I have before given some examples of writing a name upside down as a kind of curse (cf. here). This is most often done with the name of Satan, but also for those considered heretics. We know the practice from Syriac, but also from Arabic, at least in Garšūnī. (I wonder about other language traditions, Christian and otherwise; I will be glad to hear of examples from other manuscript traditions that have escaped me.) The image below is from CFMM 301, an early 20th-cent. manuscript (completed at Dayr Al-Zaʿfarān on Aug. 19, 1912) with some hagiographic works and the Tale of Aḥiqar, this part from a version of the Story of Mor Gabriel (pp. 82-150 of the manuscript).
Here is a transliteration (with vowels added, of course) and translation:
wa-māta Anasṭūs al-malik al-muʾmin allaḏī banā al-haykal wa-kāna mawtuhu sana 829 y[ūnānīya] allāh yunīḥu nafsahu wa-yanfaʿunā bi-ṣalātihi amīn. wa-baʿdahu Yūsṭānīnūs al-kāfir bi-l-masīḥ wa-tabaʿa sūnudūs al-muḫālifīn wa-ḍṭahad al-muʾminīn wa-aḏalla al-masīḥīyīn ǧiddan
Anastasius, the believing emperor, who had built the sanctuary, died; his death was in the year 829 Anno Graecorum [= 518 CE]. May God grant rest to his soul and benefit us with his prayer! After him [came] Yūsṭānīnūs, the denier of Christ, and he followed the synod of the transgressors [i.e. the Council of Chalcedon], oppressed the believers and greatly degraded the Christians.
- haykal I have rendered “sanctuary.” This probably refers to the church and prayer hall commissioned by Anastasius in 512.
- allāh yunīḥu nafsahu is a calque of Syriac alāhā nniḥ napšēh.
- (i)ḍṭahad must be the correct reading, despite the dot in the ṭet.
The first emperor mentioned here is Anastasius I, not a supporter of Chalcedon and not unfriendly to the adherents of Miaphysite doctrine. The second emperor referred to, whose name is written inverted, is either 1) Justin, who, in fact, followed Anastasius, or 2) Justinian, who followed Justin. The form of the name as written here looks more like that of the latter than of the former, but neither supported the Miaphysites and might be unexpectedly cursed by graphic inversion, while Anastasius is blessed. (Incidentally the name of Satan is not written upside down in this text!) On the next folio after this one, the expulsions of Severus, Philoxenus, Anthimus, and Theodosius are mentioned, and at least some of them were deposed before Justinian’s rule began in 527, but others closer to or in 536.

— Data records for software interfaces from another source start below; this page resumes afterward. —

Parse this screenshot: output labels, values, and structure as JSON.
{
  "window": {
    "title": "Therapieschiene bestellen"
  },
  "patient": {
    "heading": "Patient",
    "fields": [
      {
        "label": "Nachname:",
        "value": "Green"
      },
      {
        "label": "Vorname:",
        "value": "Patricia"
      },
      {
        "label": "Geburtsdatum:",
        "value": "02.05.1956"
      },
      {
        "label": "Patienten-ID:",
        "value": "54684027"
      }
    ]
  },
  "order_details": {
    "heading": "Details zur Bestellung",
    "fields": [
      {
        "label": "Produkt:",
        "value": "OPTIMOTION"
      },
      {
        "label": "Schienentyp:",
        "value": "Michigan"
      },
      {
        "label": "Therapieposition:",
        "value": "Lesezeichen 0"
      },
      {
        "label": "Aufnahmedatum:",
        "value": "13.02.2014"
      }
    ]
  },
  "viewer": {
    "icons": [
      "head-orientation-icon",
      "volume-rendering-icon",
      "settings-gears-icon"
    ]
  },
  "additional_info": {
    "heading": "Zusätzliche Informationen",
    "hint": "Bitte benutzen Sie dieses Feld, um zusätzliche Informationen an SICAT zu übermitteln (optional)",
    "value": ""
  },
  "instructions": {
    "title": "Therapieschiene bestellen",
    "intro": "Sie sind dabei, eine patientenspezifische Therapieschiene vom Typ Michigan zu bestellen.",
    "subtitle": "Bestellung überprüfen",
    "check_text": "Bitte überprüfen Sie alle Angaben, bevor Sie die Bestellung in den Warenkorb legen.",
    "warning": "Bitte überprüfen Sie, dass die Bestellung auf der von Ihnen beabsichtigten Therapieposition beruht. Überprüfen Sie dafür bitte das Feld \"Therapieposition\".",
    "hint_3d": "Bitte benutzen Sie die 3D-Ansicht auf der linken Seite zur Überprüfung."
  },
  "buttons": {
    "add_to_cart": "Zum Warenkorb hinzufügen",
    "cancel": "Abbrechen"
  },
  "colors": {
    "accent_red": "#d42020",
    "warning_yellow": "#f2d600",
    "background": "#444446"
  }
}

The ins and outs of the Council of Chalcedon and its aftermath are covered in any good volume that treats Late Antiquity and church history in the fifth and sixth centuries. For other topics in play here, note the following:
Aydin, Eliyo. Das Leben des heiligen Gabriel. The Life of Saint Gabriel. Tašʿitā d-qaddišā Mār(y) Gabriʾel. Bar Hebraeus Verlag, 2009. [Vocalized Syriac text, GT, and ET.]
Hunt, Lucy-Anne. “Eastern Christian Iconographic and Architectural Traditions: Oriental Orthodox,” in Ken Parry, ed., The Blackwell Companion to Eastern Christianity. Oxford, 2007. 388-419 (esp. 390).
Palmer, A.N. “Gabriel, Monastery of Mor,” in GEDSH, 167-169.